I record myself, so I’m not a fan of [vocal] booths. Almost everything I’ve ever recorded, I recorded myself at the desk, in my house. Booths are technically “better,” but if you can keep the room quiet enough, and you’re not in a room with terrible acoustics, it’s fine. Sometimes sounds even better if you ask me. Sometimes the room’s natural reverb is dope.
I bought a 4-by-4 vocal booth like five years ago and it’s only been used a couple times. Recorded Ego Death background vocals in there, and Kehlani recorded an idea in there years ago. That’s it.
You are a student of music and have been featured on some big collaborations recently. Does anyone you’ve been in the studio with have a recording setup and process that is particularly noteworthy and interesting to you?
No. For the most part, everyone’s process is the same. The engineers might set up their sessions differently, but everyone’s still in these big old studios with the industry standard equipment. It’s fine. I always end up asking them to set up a mic at the desk for me anyway.
You said previously that you’re working on the newest Internet album in the first studio where the old Odd Future projects were made. What was that like?
Well, we haven’t started working up there yet. It’s the guesthouse at my parents’ property, where I still live. Our last tenant just moved out, and before that I had two-to-three different recording rooms set up in the house.
It had gotten overwhelming having all my equipment in different places, so they let me have the guesthouse again.It’s a lot different now because I have accumulated a lot of equipment over the years. Back in high school, I didn’t have much of anything, but that was probably for the best, and it was a dope hangout.

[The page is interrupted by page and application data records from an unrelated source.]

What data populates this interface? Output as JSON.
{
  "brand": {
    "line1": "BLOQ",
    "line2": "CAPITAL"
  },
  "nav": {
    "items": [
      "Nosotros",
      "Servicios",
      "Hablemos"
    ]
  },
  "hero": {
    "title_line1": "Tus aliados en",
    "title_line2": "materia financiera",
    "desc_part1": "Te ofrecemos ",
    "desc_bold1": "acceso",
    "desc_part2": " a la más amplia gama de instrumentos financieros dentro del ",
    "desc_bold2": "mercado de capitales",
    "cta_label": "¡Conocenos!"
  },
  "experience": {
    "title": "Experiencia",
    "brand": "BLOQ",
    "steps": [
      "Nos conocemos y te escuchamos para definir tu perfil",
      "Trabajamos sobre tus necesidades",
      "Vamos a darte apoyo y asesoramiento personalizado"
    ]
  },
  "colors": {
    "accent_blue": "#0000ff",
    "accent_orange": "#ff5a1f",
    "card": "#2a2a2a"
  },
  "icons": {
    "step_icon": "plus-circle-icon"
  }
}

I’m excited to finish this solo tour and get all the guys up in the guesthouse to finish the album. So many memories up there.
You have been running your own studio for years and helped build it. What are some tips or products you’d recommend people have if they wanted to build their own DIY home studio?
All you really need is a good mic, an OK mic, a great preamp, and a clean interface. Throw some bass traps around the room (corners first) and see how it sounds.
Don’t overthink it and don’t let technicalities stop you from creating. For me, it will always be a work in progress.
You did a behind-the-scenes video of the creation of your song Smile More in virtual reality for the New York Times. Do you have any future plans of working with VR?
No. To be honest, that process was entirely too much for me. Maybe in a few years, when it’s easier to create, I’ll reconsider.
What is a device you wish existed that would make your job making music a lot easier?
It can’t get much easier.